A lottery is an arrangement where a large number of people pay money and some of those who pay get a prize. Generally, the prize is something of value, such as money or goods. Lotteries are popular in many countries. In some cases, the prize is a trip or other experience. In other cases, the prize is a car or other item. In the US, there are several state-run lotteries that offer a variety of different games. Generally, the game is played by putting numbers in a hat or other container, and one or more winners are selected based on chance.
Almost all states have some sort of lotteries. Some have a single drawing, while others use multiple drawings to determine the winners. Regardless of how the lottery is run, it has become an important source of revenue for state governments. In the immediate post-World War II period, lotteries were a way for states to expand services without raising taxes on working class people. In the 1960s, however, that arrangement came to a end, and states began to need more revenue.
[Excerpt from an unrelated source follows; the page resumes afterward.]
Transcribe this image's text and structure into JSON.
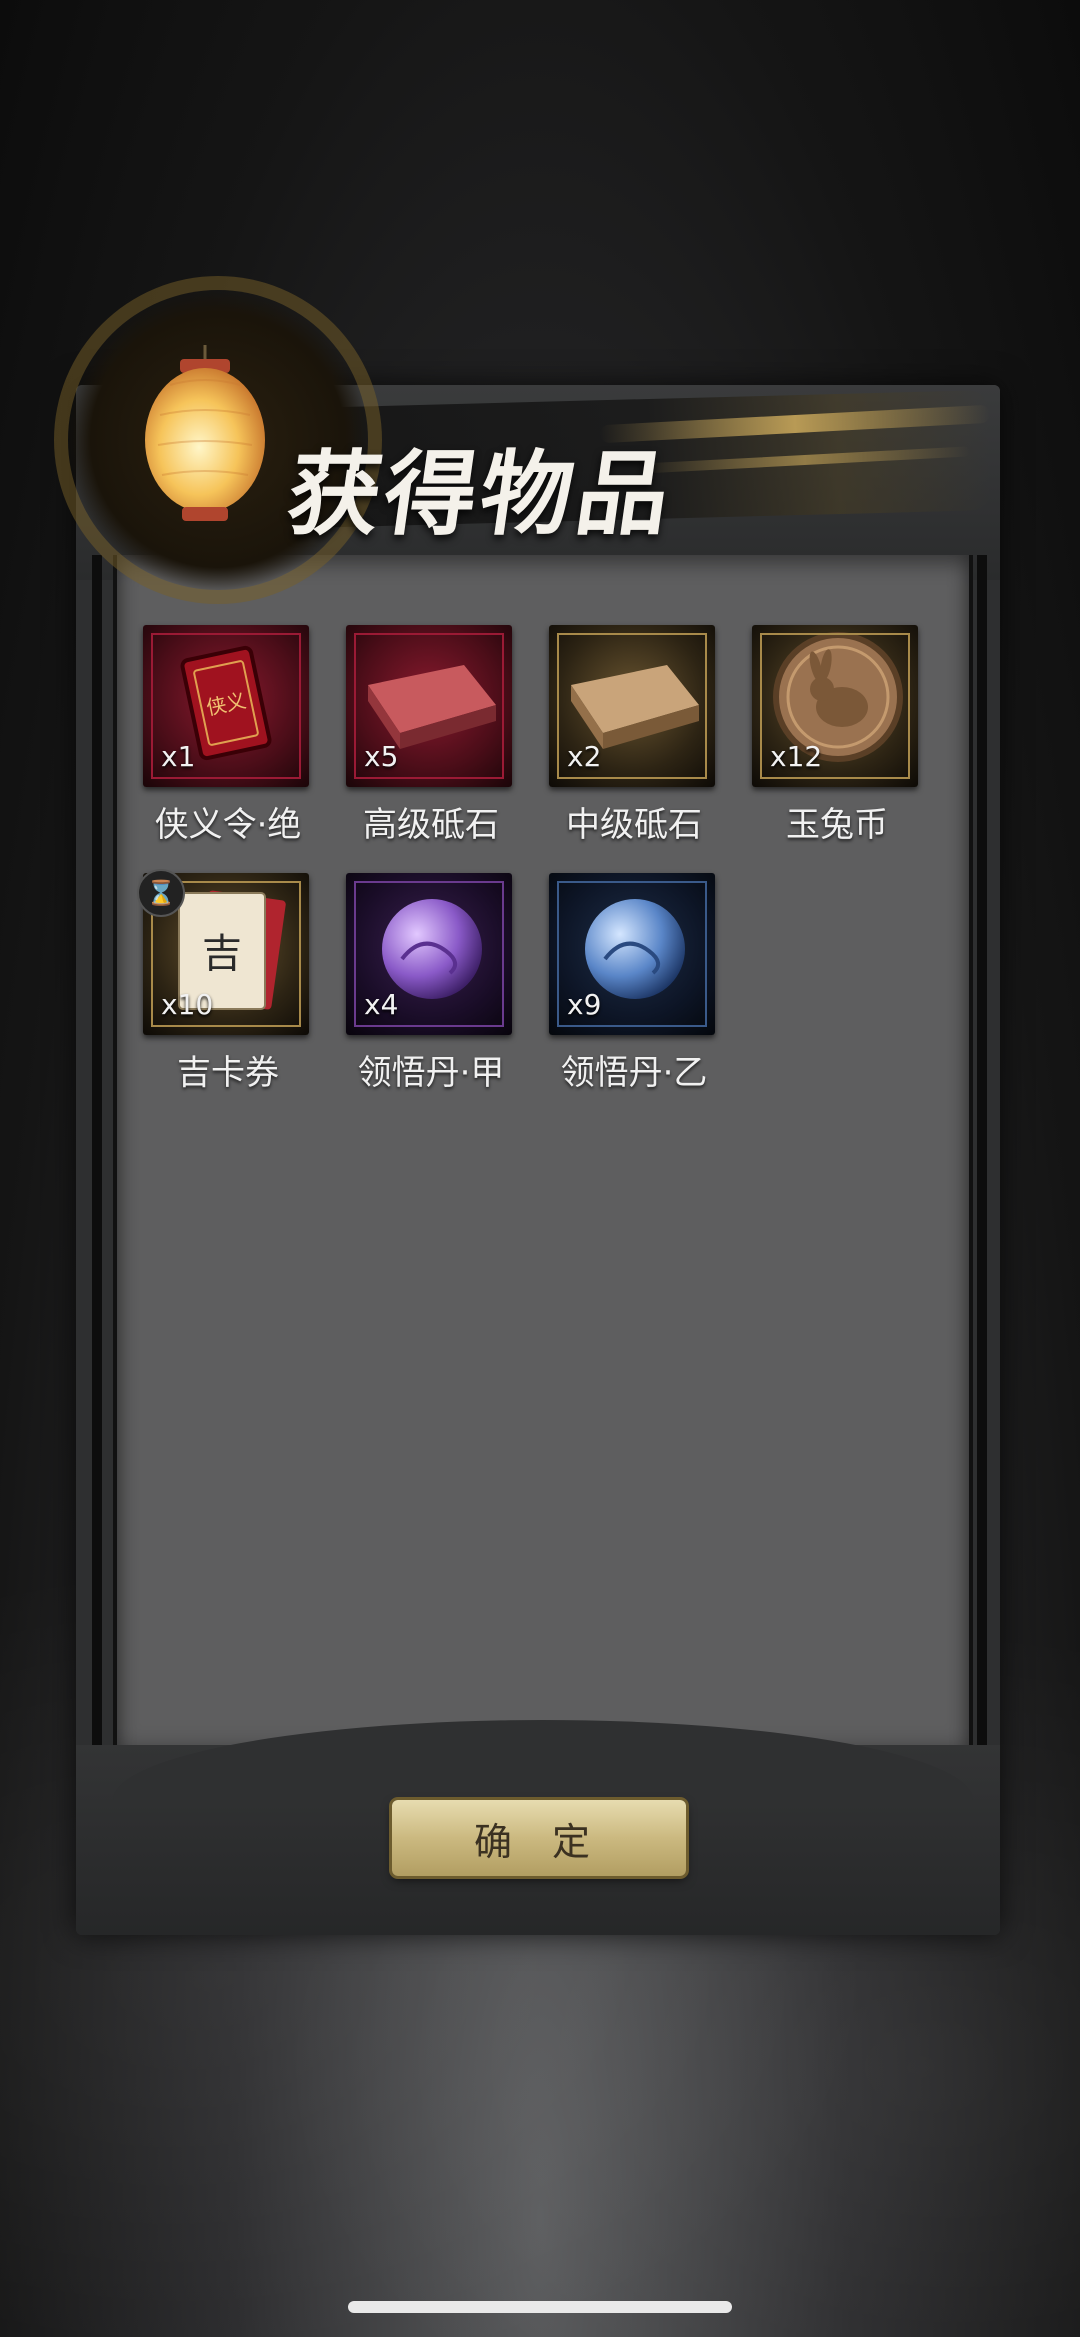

Lottery ads, billboards and commercials hypnotize the public with images of big prizes and a promise that it’s “easy” to win. It’s hard to say why, but there is a certain inextricable human impulse to gamble. Lotteries aren’t just gambling, though; they’re dangling the promise of instant riches in an age of inequality and limited social mobility.
It’s no secret that the odds of winning are slim, but some people are still gripped by the dream. They buy tickets and dream of their life if they were to win the jackpot. In reality, they’re just giving up a small piece of their paycheck to a state-run corporation that profits from their participation.
In the early days of the lottery, it was common for towns to hold lotteries in order to raise funds for town fortifications and for poor relief. It was not until the 17th century, however, that the lottery became a regular and widespread practice throughout Europe.
Today, state-run lotteries are a multibillion-dollar industry. In the United States alone, there are more than 40 lotteries. The lottery’s popularity is partly due to the fact that it is easy to play and understand. Despite its growing popularity, there are some serious issues with the lottery that should be considered before you decide to participate in one. The most important issue is that, at the state level, lottery officials are often insulated from any oversight or pressures to limit their activity. This is a classic case of fragmented governance where policy decisions are made piecemeal, with little or no overall overview. As a result, state officials inherit policies and a dependency on revenue that they can do little about. This can make a state’s lottery system seem predatory rather than benevolent. This is particularly true when the lottery becomes an essential source of funding for a state’s general budget.